WHAT YOU HAVE TO DO
Copy the records below exactly as they are written.

[Stored items]
▼

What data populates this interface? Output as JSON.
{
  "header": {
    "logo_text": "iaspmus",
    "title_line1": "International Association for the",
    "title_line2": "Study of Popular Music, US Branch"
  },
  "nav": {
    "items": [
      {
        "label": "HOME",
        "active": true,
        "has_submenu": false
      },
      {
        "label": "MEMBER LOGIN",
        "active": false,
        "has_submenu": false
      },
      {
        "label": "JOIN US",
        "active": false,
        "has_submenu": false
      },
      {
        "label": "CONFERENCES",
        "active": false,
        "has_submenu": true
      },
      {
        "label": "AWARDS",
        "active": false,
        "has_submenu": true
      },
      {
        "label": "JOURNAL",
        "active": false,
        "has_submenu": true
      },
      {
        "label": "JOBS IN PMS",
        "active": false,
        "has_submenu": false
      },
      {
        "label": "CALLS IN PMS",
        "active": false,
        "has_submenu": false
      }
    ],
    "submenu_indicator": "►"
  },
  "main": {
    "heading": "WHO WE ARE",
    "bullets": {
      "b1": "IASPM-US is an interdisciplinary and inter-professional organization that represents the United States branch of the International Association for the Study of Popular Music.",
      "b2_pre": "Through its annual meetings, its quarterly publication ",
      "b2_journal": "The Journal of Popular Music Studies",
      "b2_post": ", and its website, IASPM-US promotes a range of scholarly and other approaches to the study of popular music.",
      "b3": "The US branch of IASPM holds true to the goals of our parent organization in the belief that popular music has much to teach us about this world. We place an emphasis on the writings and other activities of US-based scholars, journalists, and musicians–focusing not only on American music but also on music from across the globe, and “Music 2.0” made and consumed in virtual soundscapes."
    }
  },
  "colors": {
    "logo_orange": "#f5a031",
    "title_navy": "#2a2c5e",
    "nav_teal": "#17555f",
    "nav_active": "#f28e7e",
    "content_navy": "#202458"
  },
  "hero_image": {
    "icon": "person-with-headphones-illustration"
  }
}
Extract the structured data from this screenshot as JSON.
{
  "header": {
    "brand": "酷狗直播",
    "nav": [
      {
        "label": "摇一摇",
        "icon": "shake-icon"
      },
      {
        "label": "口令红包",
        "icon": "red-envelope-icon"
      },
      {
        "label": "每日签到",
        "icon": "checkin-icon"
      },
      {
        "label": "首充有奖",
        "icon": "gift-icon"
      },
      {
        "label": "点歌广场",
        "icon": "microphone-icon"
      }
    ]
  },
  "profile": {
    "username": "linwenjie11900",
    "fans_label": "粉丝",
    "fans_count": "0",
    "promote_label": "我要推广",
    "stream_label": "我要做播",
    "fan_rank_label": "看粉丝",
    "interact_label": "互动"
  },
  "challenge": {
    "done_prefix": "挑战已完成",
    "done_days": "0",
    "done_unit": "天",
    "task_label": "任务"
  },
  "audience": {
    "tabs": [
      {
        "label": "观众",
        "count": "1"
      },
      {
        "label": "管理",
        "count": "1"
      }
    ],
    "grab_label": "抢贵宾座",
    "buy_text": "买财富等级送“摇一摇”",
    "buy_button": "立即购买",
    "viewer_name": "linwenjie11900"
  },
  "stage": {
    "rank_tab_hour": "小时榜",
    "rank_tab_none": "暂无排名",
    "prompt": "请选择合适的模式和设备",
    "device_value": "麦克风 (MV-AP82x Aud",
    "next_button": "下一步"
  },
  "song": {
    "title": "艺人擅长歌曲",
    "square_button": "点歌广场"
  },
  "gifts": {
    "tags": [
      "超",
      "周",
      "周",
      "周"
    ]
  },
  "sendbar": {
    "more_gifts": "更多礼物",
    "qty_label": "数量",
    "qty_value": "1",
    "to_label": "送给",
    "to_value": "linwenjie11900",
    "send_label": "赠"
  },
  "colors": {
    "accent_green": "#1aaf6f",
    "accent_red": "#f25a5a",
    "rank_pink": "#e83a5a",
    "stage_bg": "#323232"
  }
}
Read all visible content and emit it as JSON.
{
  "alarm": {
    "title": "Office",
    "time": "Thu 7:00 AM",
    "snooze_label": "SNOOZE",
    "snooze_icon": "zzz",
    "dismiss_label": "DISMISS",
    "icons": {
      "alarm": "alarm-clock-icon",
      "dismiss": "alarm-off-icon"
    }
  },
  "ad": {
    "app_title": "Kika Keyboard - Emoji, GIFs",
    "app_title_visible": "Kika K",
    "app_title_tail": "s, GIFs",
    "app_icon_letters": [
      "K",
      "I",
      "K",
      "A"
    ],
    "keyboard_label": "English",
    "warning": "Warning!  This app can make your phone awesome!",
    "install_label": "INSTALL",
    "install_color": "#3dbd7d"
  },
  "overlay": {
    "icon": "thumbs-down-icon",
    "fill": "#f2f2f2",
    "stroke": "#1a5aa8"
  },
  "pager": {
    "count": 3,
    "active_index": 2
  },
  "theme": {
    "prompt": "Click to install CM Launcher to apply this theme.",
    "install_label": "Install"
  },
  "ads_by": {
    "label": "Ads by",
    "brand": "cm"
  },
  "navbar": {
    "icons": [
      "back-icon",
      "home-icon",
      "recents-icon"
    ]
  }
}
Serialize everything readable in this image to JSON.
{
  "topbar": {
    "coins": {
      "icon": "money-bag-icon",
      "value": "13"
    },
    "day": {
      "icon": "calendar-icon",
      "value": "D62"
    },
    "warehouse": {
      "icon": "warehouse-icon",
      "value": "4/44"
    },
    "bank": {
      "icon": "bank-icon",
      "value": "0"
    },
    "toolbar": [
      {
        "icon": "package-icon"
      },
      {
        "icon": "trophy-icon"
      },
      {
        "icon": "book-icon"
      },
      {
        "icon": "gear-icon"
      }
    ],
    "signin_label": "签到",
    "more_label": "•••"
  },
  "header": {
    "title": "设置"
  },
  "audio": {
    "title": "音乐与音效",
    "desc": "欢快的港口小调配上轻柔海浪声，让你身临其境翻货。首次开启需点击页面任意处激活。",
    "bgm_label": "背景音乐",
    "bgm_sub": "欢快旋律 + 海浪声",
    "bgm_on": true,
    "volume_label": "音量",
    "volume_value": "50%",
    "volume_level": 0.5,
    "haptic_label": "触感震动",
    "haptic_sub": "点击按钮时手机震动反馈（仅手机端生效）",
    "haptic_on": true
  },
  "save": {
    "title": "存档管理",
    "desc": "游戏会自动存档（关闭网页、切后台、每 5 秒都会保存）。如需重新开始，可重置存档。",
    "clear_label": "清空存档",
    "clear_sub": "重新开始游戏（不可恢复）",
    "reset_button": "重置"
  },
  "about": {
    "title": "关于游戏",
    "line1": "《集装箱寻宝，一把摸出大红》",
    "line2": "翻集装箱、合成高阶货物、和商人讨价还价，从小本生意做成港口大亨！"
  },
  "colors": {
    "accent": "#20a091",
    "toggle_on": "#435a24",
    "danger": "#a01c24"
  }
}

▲

ANSWER SECTION
What data populates this interface? Output as JSON.
{
  "header": {
    "logo_text": "iaspmus",
    "title_line1": "International Association for the",
    "title_line2": "Study of Popular Music, US Branch"
  },
  "nav": {
    "items": [
      {
        "label": "HOME",
        "active": true,
        "has_submenu": false
      },
      {
        "label": "MEMBER LOGIN",
        "active": false,
        "has_submenu": false
      },
      {
        "label": "JOIN US",
        "active": false,
        "has_submenu": false
      },
      {
        "label": "CONFERENCES",
        "active": false,
        "has_submenu": true
      },
      {
        "label": "AWARDS",
        "active": false,
        "has_submenu": true
      },
      {
        "label": "JOURNAL",
        "active": false,
        "has_submenu": true
      },
      {
        "label": "JOBS IN PMS",
        "active": false,
        "has_submenu": false
      },
      {
        "label": "CALLS IN PMS",
        "active": false,
        "has_submenu": false
      }
    ],
    "submenu_indicator": "►"
  },
  "main": {
    "heading": "WHO WE ARE",
    "bullets": {
      "b1": "IASPM-US is an interdisciplinary and inter-professional organization that represents the United States branch of the International Association for the Study of Popular Music.",
      "b2_pre": "Through its annual meetings, its quarterly publication ",
      "b2_journal": "The Journal of Popular Music Studies",
      "b2_post": ", and its website, IASPM-US promotes a range of scholarly and other approaches to the study of popular music.",
      "b3": "The US branch of IASPM holds true to the goals of our parent organization in the belief that popular music has much to teach us about this world. We place an emphasis on the writings and other activities of US-based scholars, journalists, and musicians–focusing not only on American music but also on music from across the globe, and “Music 2.0” made and consumed in virtual soundscapes."
    }
  },
  "colors": {
    "logo_orange": "#f5a031",
    "title_navy": "#2a2c5e",
    "nav_teal": "#17555f",
    "nav_active": "#f28e7e",
    "content_navy": "#202458"
  },
  "hero_image": {
    "icon": "person-with-headphones-illustration"
  }
}
Extract the structured data from this screenshot as JSON.
{
  "header": {
    "brand": "酷狗直播",
    "nav": [
      {
        "label": "摇一摇",
        "icon": "shake-icon"
      },
      {
        "label": "口令红包",
        "icon": "red-envelope-icon"
      },
      {
        "label": "每日签到",
        "icon": "checkin-icon"
      },
      {
        "label": "首充有奖",
        "icon": "gift-icon"
      },
      {
        "label": "点歌广场",
        "icon": "microphone-icon"
      }
    ]
  },
  "profile": {
    "username": "linwenjie11900",
    "fans_label": "粉丝",
    "fans_count": "0",
    "promote_label": "我要推广",
    "stream_label": "我要做播",
    "fan_rank_label": "看粉丝",
    "interact_label": "互动"
  },
  "challenge": {
    "done_prefix": "挑战已完成",
    "done_days": "0",
    "done_unit": "天",
    "task_label": "任务"
  },
  "audience": {
    "tabs": [
      {
        "label": "观众",
        "count": "1"
      },
      {
        "label": "管理",
        "count": "1"
      }
    ],
    "grab_label": "抢贵宾座",
    "buy_text": "买财富等级送“摇一摇”",
    "buy_button": "立即购买",
    "viewer_name": "linwenjie11900"
  },
  "stage": {
    "rank_tab_hour": "小时榜",
    "rank_tab_none": "暂无排名",
    "prompt": "请选择合适的模式和设备",
    "device_value": "麦克风 (MV-AP82x Aud",
    "next_button": "下一步"
  },
  "song": {
    "title": "艺人擅长歌曲",
    "square_button": "点歌广场"
  },
  "gifts": {
    "tags": [
      "超",
      "周",
      "周",
      "周"
    ]
  },
  "sendbar": {
    "more_gifts": "更多礼物",
    "qty_label": "数量",
    "qty_value": "1",
    "to_label": "送给",
    "to_value": "linwenjie11900",
    "send_label": "赠"
  },
  "colors": {
    "accent_green": "#1aaf6f",
    "accent_red": "#f25a5a",
    "rank_pink": "#e83a5a",
    "stage_bg": "#323232"
  }
}
Read all visible content and emit it as JSON.
{
  "alarm": {
    "title": "Office",
    "time": "Thu 7:00 AM",
    "snooze_label": "SNOOZE",
    "snooze_icon": "zzz",
    "dismiss_label": "DISMISS",
    "icons": {
      "alarm": "alarm-clock-icon",
      "dismiss": "alarm-off-icon"
    }
  },
  "ad": {
    "app_title": "Kika Keyboard - Emoji, GIFs",
    "app_title_visible": "Kika K",
    "app_title_tail": "s, GIFs",
    "app_icon_letters": [
      "K",
      "I",
      "K",
      "A"
    ],
    "keyboard_label": "English",
    "warning": "Warning!  This app can make your phone awesome!",
    "install_label": "INSTALL",
    "install_color": "#3dbd7d"
  },
  "overlay": {
    "icon": "thumbs-down-icon",
    "fill": "#f2f2f2",
    "stroke": "#1a5aa8"
  },
  "pager": {
    "count": 3,
    "active_index": 2
  },
  "theme": {
    "prompt": "Click to install CM Launcher to apply this theme.",
    "install_label": "Install"
  },
  "ads_by": {
    "label": "Ads by",
    "brand": "cm"
  },
  "navbar": {
    "icons": [
      "back-icon",
      "home-icon",
      "recents-icon"
    ]
  }
}
Serialize everything readable in this image to JSON.
{
  "topbar": {
    "coins": {
      "icon": "money-bag-icon",
      "value": "13"
    },
    "day": {
      "icon": "calendar-icon",
      "value": "D62"
    },
    "warehouse": {
      "icon": "warehouse-icon",
      "value": "4/44"
    },
    "bank": {
      "icon": "bank-icon",
      "value": "0"
    },
    "toolbar": [
      {
        "icon": "package-icon"
      },
      {
        "icon": "trophy-icon"
      },
      {
        "icon": "book-icon"
      },
      {
        "icon": "gear-icon"
      }
    ],
    "signin_label": "签到",
    "more_label": "•••"
  },
  "header": {
    "title": "设置"
  },
  "audio": {
    "title": "音乐与音效",
    "desc": "欢快的港口小调配上轻柔海浪声，让你身临其境翻货。首次开启需点击页面任意处激活。",
    "bgm_label": "背景音乐",
    "bgm_sub": "欢快旋律 + 海浪声",
    "bgm_on": true,
    "volume_label": "音量",
    "volume_value": "50%",
    "volume_level": 0.5,
    "haptic_label": "触感震动",
    "haptic_sub": "点击按钮时手机震动反馈（仅手机端生效）",
    "haptic_on": true
  },
  "save": {
    "title": "存档管理",
    "desc": "游戏会自动存档（关闭网页、切后台、每 5 秒都会保存）。如需重新开始，可重置存档。",
    "clear_label": "清空存档",
    "clear_sub": "重新开始游戏（不可恢复）",
    "reset_button": "重置"
  },
  "about": {
    "title": "关于游戏",
    "line1": "《集装箱寻宝，一把摸出大红》",
    "line2": "翻集装箱、合成高阶货物、和商人讨价还价，从小本生意做成港口大亨！"
  },
  "colors": {
    "accent": "#20a091",
    "toggle_on": "#435a24",
    "danger": "#a01c24"
  }
}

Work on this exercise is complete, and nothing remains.